Swaddling is one of the oldest tidbits of wisdom for helping babies sleep better. Most new parents hear this advice from someone they know, yet some are hesitant to try it or say they have tried it and "My baby doesn't like it." Saying that a baby doesn’t like swaddling is like saying traffic isn’t bad at 5pm on a Friday in Atlanta! A baby NEEDS swaddling for at least the first 4 months of life, some longer. Recreating the womb by swaddling will help transition your baby into the world and here is why…
For many months your baby has been "swaddled" in a luxurious, comfortable haven where everything is perfect for her wellbeing. Especially in those last few months, your baby is packed very tightly inside the womb and by 40 weeks, she is very used to the wonderful feeling of protection around her.
Parents often think babies need and want their hands free once they are outside of the womb. However, it is quite the contrary. Since babies have been tightly packed in the womb for so long, being “free” when they are born often causes fussiness, restlessness and a baby who doesn’t sleep very well. Give them a tight swaddle and it can make a world of difference!
First, you'll need a large square blanket (40in x 40in cotton flannel blend fabric works the best and can be found at CottonWood Baby Products) to swaddle with.
Second, you'll need to use the perfect method. Here's how to swaddle in 5 easy steps:
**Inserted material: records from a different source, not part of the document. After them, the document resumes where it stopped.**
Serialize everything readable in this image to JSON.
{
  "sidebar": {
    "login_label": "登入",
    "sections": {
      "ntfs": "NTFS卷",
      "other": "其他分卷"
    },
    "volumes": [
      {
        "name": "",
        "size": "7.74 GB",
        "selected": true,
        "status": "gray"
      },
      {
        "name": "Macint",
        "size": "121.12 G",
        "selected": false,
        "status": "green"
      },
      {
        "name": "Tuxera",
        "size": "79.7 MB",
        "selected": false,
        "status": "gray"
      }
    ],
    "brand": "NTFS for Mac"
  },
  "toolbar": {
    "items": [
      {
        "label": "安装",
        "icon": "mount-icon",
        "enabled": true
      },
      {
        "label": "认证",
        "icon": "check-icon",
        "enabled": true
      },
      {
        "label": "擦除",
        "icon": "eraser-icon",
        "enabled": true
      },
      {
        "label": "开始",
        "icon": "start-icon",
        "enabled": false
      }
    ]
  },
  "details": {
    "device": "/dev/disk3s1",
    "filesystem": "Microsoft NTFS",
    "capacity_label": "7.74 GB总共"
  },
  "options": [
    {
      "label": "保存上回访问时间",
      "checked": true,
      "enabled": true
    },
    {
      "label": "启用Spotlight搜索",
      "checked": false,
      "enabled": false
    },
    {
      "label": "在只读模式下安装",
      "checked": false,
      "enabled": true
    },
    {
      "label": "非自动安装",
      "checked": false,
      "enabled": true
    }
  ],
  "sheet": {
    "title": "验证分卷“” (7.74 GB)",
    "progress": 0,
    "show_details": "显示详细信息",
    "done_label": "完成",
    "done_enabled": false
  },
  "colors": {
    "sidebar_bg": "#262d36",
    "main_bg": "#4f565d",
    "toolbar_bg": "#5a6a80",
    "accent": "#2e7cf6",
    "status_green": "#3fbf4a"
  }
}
1. Start by laying the blanket down in a diamond shape on a nice flat surface such as a bed. Fold one corner of the blanket down several inches. Lay the baby with the back of her neck along the fold.
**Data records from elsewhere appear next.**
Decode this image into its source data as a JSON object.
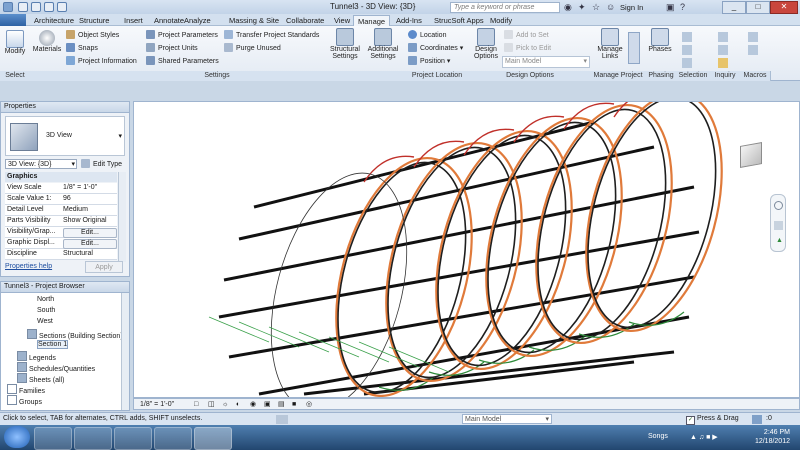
{
  "window": {
    "title": "Tunnel3 - 3D View: {3D}",
    "search_placeholder": "Type a keyword or phrase",
    "sign_in": "Sign In"
  },
  "tabs": [
    "Architecture",
    "Structure",
    "Insert",
    "Annotate",
    "Analyze",
    "Massing & Site",
    "Collaborate",
    "View",
    "Manage",
    "Add-Ins",
    "StrucSoft Apps",
    "Modify"
  ],
  "active_tab": "Manage",
  "ribbon": {
    "modify": "Modify",
    "materials": "Materials",
    "object_styles": "Object Styles",
    "snaps": "Snaps",
    "project_information": "Project Information",
    "project_parameters": "Project Parameters",
    "project_units": "Project Units",
    "shared_parameters": "Shared Parameters",
    "transfer_project_standards": "Transfer Project Standards",
    "purge_unused": "Purge Unused",
    "structural_settings": "Structural Settings",
    "additional_settings": "Additional Settings",
    "location": "Location",
    "coordinates": "Coordinates",
    "position": "Position",
    "design_options": "Design Options",
    "add_to_set": "Add to Set",
    "pick_to_edit": "Pick to Edit",
    "main_model": "Main Model",
    "manage_links": "Manage Links",
    "phases": "Phases",
    "groups": {
      "select": "Select",
      "settings": "Settings",
      "project_location": "Project Location",
      "design_options": "Design Options",
      "manage_project": "Manage Project",
      "phasing": "Phasing",
      "selection": "Selection",
      "inquiry": "Inquiry",
      "macros": "Macros"
    }
  },
  "properties": {
    "header": "Properties",
    "type_name": "3D View",
    "selector": "3D View: {3D}",
    "edit_type": "Edit Type",
    "category": "Graphics",
    "rows": [
      {
        "label": "View Scale",
        "value": "1/8\" = 1'-0\""
      },
      {
        "label": "Scale Value 1:",
        "value": "96"
      },
      {
        "label": "Detail Level",
        "value": "Medium"
      },
      {
        "label": "Parts Visibility",
        "value": "Show Original"
      },
      {
        "label": "Visibility/Grap...",
        "value": "Edit..."
      },
      {
        "label": "Graphic Displ...",
        "value": "Edit..."
      },
      {
        "label": "Discipline",
        "value": "Structural"
      }
    ],
    "help": "Properties help",
    "apply": "Apply"
  },
  "browser": {
    "header": "Tunnel3 - Project Browser",
    "items": [
      {
        "label": "North",
        "level": 3
      },
      {
        "label": "South",
        "level": 3
      },
      {
        "label": "West",
        "level": 3
      },
      {
        "label": "Sections (Building Section)",
        "level": 2
      },
      {
        "label": "Section 1",
        "level": 3
      },
      {
        "label": "Legends",
        "level": 1
      },
      {
        "label": "Schedules/Quantities",
        "level": 1
      },
      {
        "label": "Sheets (all)",
        "level": 1
      },
      {
        "label": "Families",
        "level": 0
      },
      {
        "label": "Groups",
        "level": 0
      }
    ]
  },
  "view_control": {
    "scale": "1/8\" = 1'-0\""
  },
  "statusbar": {
    "hint": "Click to select, TAB for alternates, CTRL adds, SHIFT unselects.",
    "model": "Main Model",
    "press_drag": "Press & Drag",
    "filter_count": ":0"
  },
  "taskbar": {
    "songs": "Songs",
    "time": "2:46 PM",
    "date": "12/18/2012"
  },
  "colors": {
    "hoop_outer": "#e07a3a",
    "hoop_inner": "#1e1e1e",
    "hoop_red": "#c0302a",
    "hoop_green": "#2e8b3a",
    "leader_green": "#3aa04a"
  }
}
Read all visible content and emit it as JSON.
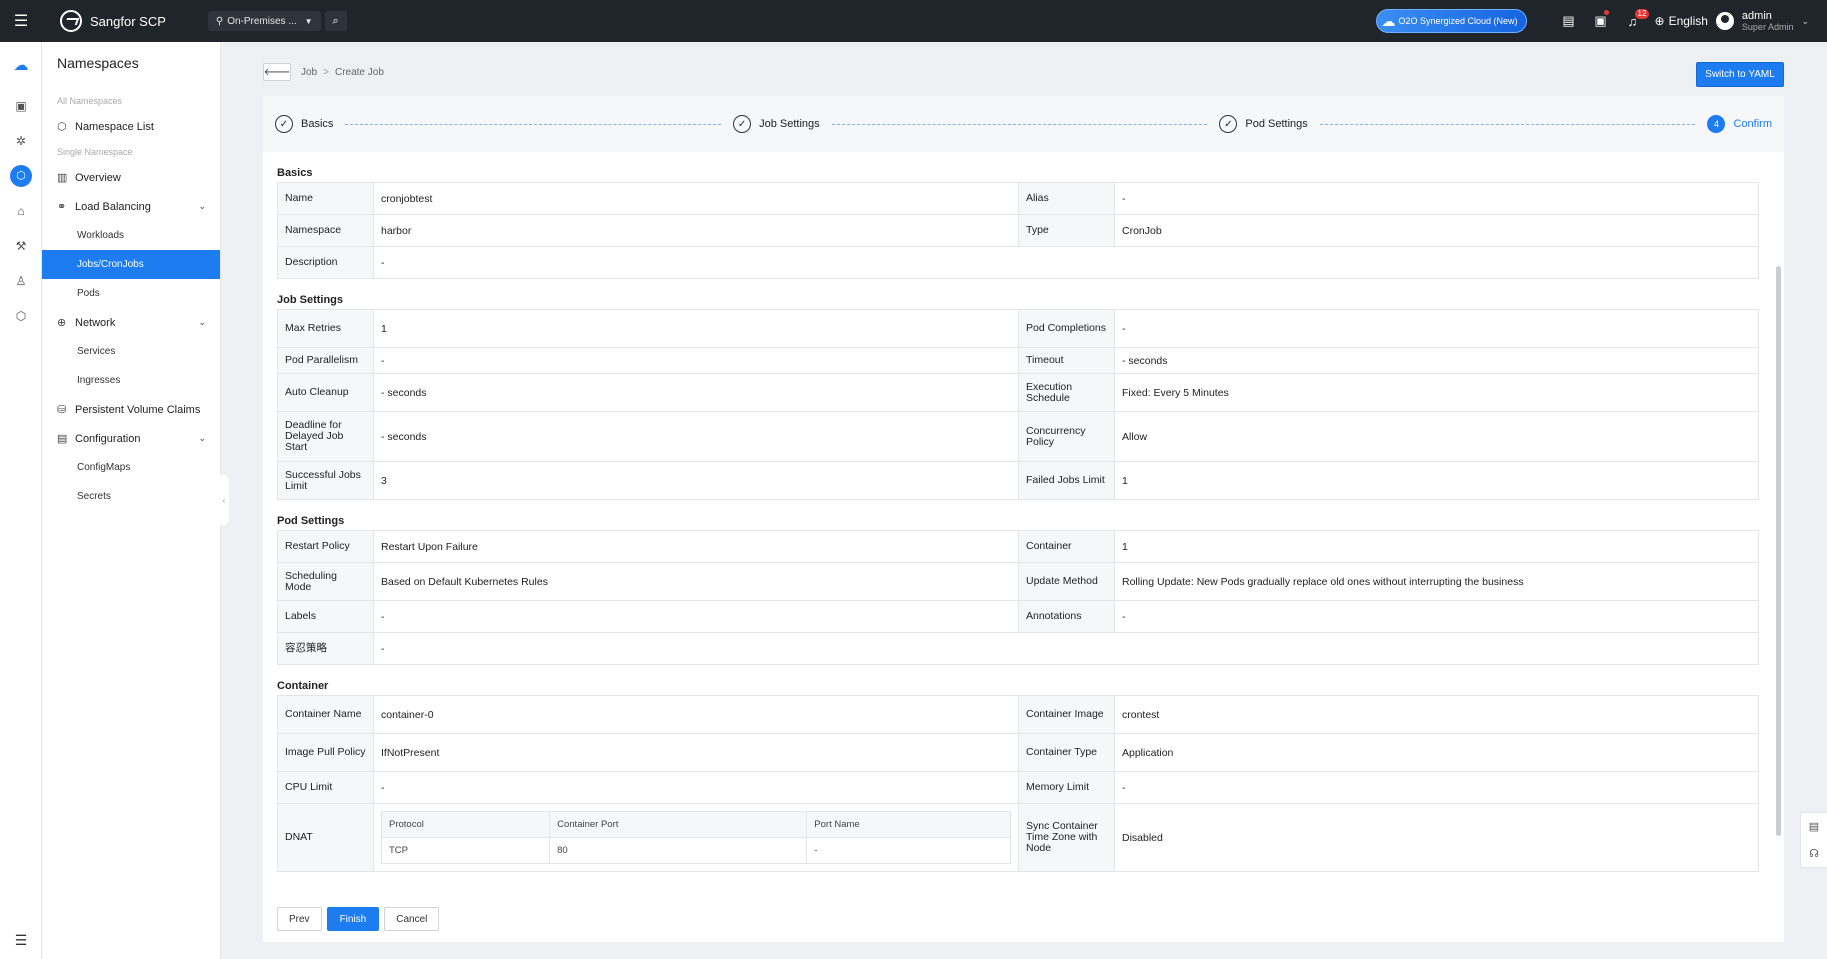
{
  "topbar": {
    "menu_icon": "hamburger-icon",
    "app_name": "Sangfor SCP",
    "scope_label": "On-Premises ...",
    "o2o_label": "O2O Synergized Cloud (New)",
    "notification_count": "12",
    "language": "English",
    "user_name": "admin",
    "user_role": "Super Admin"
  },
  "nav": {
    "title": "Namespaces",
    "group_all": "All Namespaces",
    "namespace_list": "Namespace List",
    "group_single": "Single Namespace",
    "overview": "Overview",
    "load_balancing": "Load Balancing",
    "workloads": "Workloads",
    "jobs": "Jobs/CronJobs",
    "pods": "Pods",
    "network": "Network",
    "services": "Services",
    "ingresses": "Ingresses",
    "pvc": "Persistent Volume Claims",
    "configuration": "Configuration",
    "configmaps": "ConfigMaps",
    "secrets": "Secrets"
  },
  "breadcrumb": {
    "parent": "Job",
    "sep": ">",
    "current": "Create Job"
  },
  "switch_yaml": "Switch to YAML",
  "steps": [
    {
      "label": "Basics",
      "mark": "✓"
    },
    {
      "label": "Job Settings",
      "mark": "✓"
    },
    {
      "label": "Pod Settings",
      "mark": "✓"
    },
    {
      "label": "Confirm",
      "mark": "4"
    }
  ],
  "basics": {
    "title": "Basics",
    "name_k": "Name",
    "name_v": "cronjobtest",
    "alias_k": "Alias",
    "alias_v": "-",
    "ns_k": "Namespace",
    "ns_v": "harbor",
    "type_k": "Type",
    "type_v": "CronJob",
    "desc_k": "Description",
    "desc_v": "-"
  },
  "job": {
    "title": "Job Settings",
    "retries_k": "Max Retries",
    "retries_v": "1",
    "completions_k": "Pod Completions",
    "completions_v": "-",
    "parallel_k": "Pod Parallelism",
    "parallel_v": "-",
    "timeout_k": "Timeout",
    "timeout_v": "- seconds",
    "cleanup_k": "Auto Cleanup",
    "cleanup_v": "- seconds",
    "schedule_k": "Execution Schedule",
    "schedule_v": "Fixed: Every 5 Minutes",
    "deadline_k": "Deadline for Delayed Job Start",
    "deadline_v": "- seconds",
    "concurrency_k": "Concurrency Policy",
    "concurrency_v": "Allow",
    "success_k": "Successful Jobs Limit",
    "success_v": "3",
    "failed_k": "Failed Jobs Limit",
    "failed_v": "1"
  },
  "pod": {
    "title": "Pod Settings",
    "restart_k": "Restart Policy",
    "restart_v": "Restart Upon Failure",
    "container_k": "Container",
    "container_v": "1",
    "sched_k": "Scheduling Mode",
    "sched_v": "Based on Default Kubernetes Rules",
    "update_k": "Update Method",
    "update_v": "Rolling Update: New Pods gradually replace old ones without interrupting the business",
    "labels_k": "Labels",
    "labels_v": "-",
    "annot_k": "Annotations",
    "annot_v": "-",
    "tol_k": "容忍策略",
    "tol_v": "-"
  },
  "container": {
    "title": "Container",
    "name_k": "Container Name",
    "name_v": "container-0",
    "image_k": "Container Image",
    "image_v": "crontest",
    "pull_k": "Image Pull Policy",
    "pull_v": "IfNotPresent",
    "ctype_k": "Container Type",
    "ctype_v": "Application",
    "cpu_k": "CPU Limit",
    "cpu_v": "-",
    "mem_k": "Memory Limit",
    "mem_v": "-",
    "dnat_k": "DNAT",
    "ports_headers": [
      "Protocol",
      "Container Port",
      "Port Name"
    ],
    "ports_rows": [
      [
        "TCP",
        "80",
        "-"
      ]
    ],
    "tz_k": "Sync Container Time Zone with Node",
    "tz_v": "Disabled"
  },
  "footer": {
    "prev": "Prev",
    "finish": "Finish",
    "cancel": "Cancel"
  },
  "colors": {
    "accent": "#1d7df0",
    "topbar": "#20242b"
  }
}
2. Be sure the baby’s arms are straight to the side and snugly wrap the left side of the blanket completely over the baby and tuck it under her body on the right side.
3. Take the very bottom point of the blanket (below the feet) and bring it up just enough to tuck under her left shoulder (which would be her shoulder on your right). It’s ok to leave a lot of space near the feet.
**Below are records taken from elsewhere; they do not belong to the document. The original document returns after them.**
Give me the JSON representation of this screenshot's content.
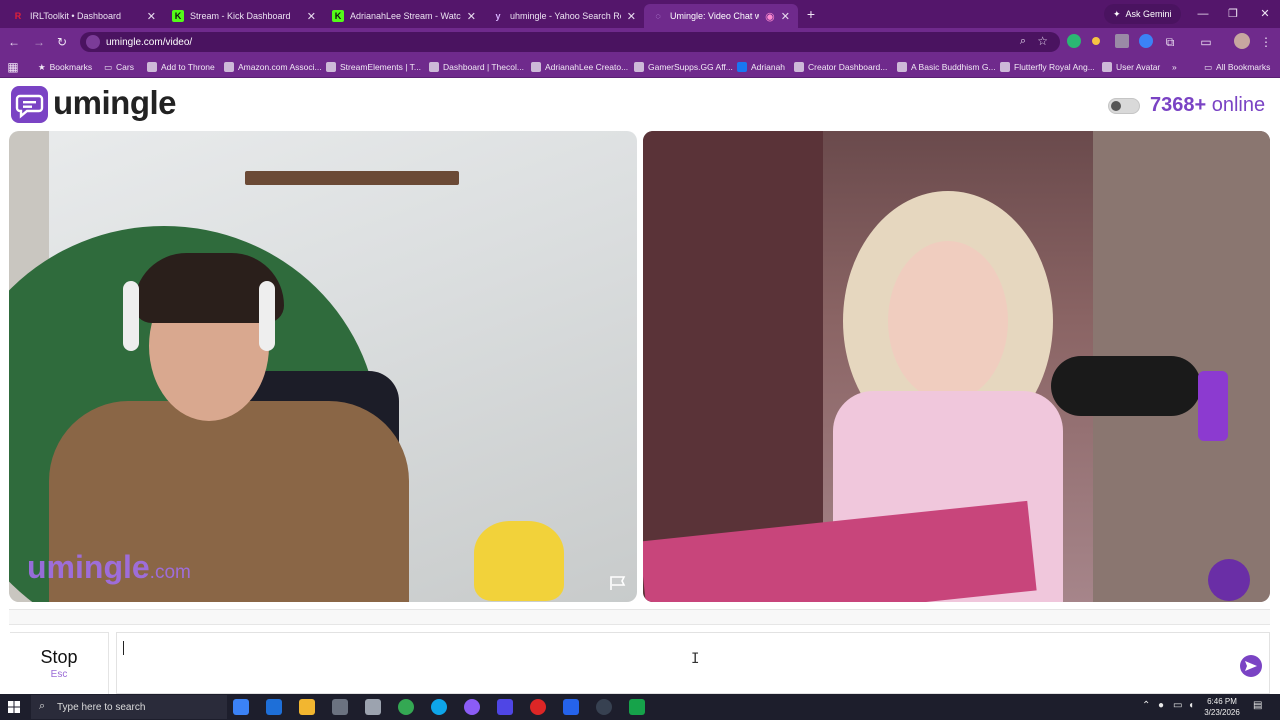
{
  "browser": {
    "tabs": [
      {
        "title": "IRLToolkit • Dashboard",
        "favicon": "irltoolkit-icon",
        "active": false
      },
      {
        "title": "Stream - Kick Dashboard",
        "favicon": "kick-icon",
        "active": false
      },
      {
        "title": "AdrianahLee Stream - Watch Li",
        "favicon": "kick-icon",
        "active": false
      },
      {
        "title": "uhmingle - Yahoo Search Result",
        "favicon": "yahoo-icon",
        "active": false
      },
      {
        "title": "Umingle: Video Chat with S",
        "favicon": "umingle-icon",
        "active": true
      }
    ],
    "ask_gemini": "Ask Gemini",
    "url": "umingle.com/video/",
    "bookmarks": [
      "Bookmarks",
      "Cars",
      "Add to Throne",
      "Amazon.com Associ...",
      "StreamElements | T...",
      "Dashboard | Thecol...",
      "AdrianahLee Creato...",
      "GamerSupps.GG Aff...",
      "Adrianah",
      "Creator Dashboard...",
      "A Basic Buddhism G...",
      "Flutterfly Royal Ang...",
      "User Avatar"
    ],
    "all_bookmarks": "All Bookmarks"
  },
  "page": {
    "logo_text": "umingle",
    "online_count": "7368+",
    "online_word": "online",
    "watermark_name": "umingle",
    "watermark_tld": ".com",
    "stop_label": "Stop",
    "stop_key": "Esc"
  },
  "taskbar": {
    "search_placeholder": "Type here to search",
    "time": "6:46 PM",
    "date": "3/23/2026"
  },
  "colors": {
    "brand": "#7a43c4",
    "chrome_dark": "#54166b",
    "chrome": "#6f2a8c"
  }
}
4. Make sure her other arm is straight to her side and fold down the top right corner of the blanket and bring it to the middle of her chest, leaving the excess material out to the side. This will create a small fold on the baby’s chest that you can tuck the “tail” of the blanket into in order to keep the swaddle nice and tight.
5. While holding the fold in the middle of the chest, take the excess material, grab it in a bunch and wrap it snugly the whole way around the baby’s arms.
To be sure your baby is swaddled in a hip healthy way, the legs need to be free to move about. Be sure your baby can move his legs into a “frog like” stance while inside the swaddle by holding his feet in your hands and gently pushing them toward his body so his knees splay outward in a “frog like” stance. The blanket should be loose enough around baby’s hips and legs to allow this movement easily, without restriction. This will ensure the hips are not being restricted and will avoid hip dysplasia.
If you want to learn more and are located in the metro Atlanta area, you can arrange a private in-home lesson from Parent Nurture to get one-on-one, hands on experience personalized to your specific questions and concerns. The newborn care specialists at Parent Nurture also offer postpartum/overnight care to help new parents and babies rest easily and settle into their new routine as a family. Review the details of our New Parent / New Baby Package and reserve services here.
Bookmark this article for future reference and if you've found these tips useful, please share this post with other new parents. I hope this helps you jumpstart your way to having the happiest baby on the block and a restful night's sleep.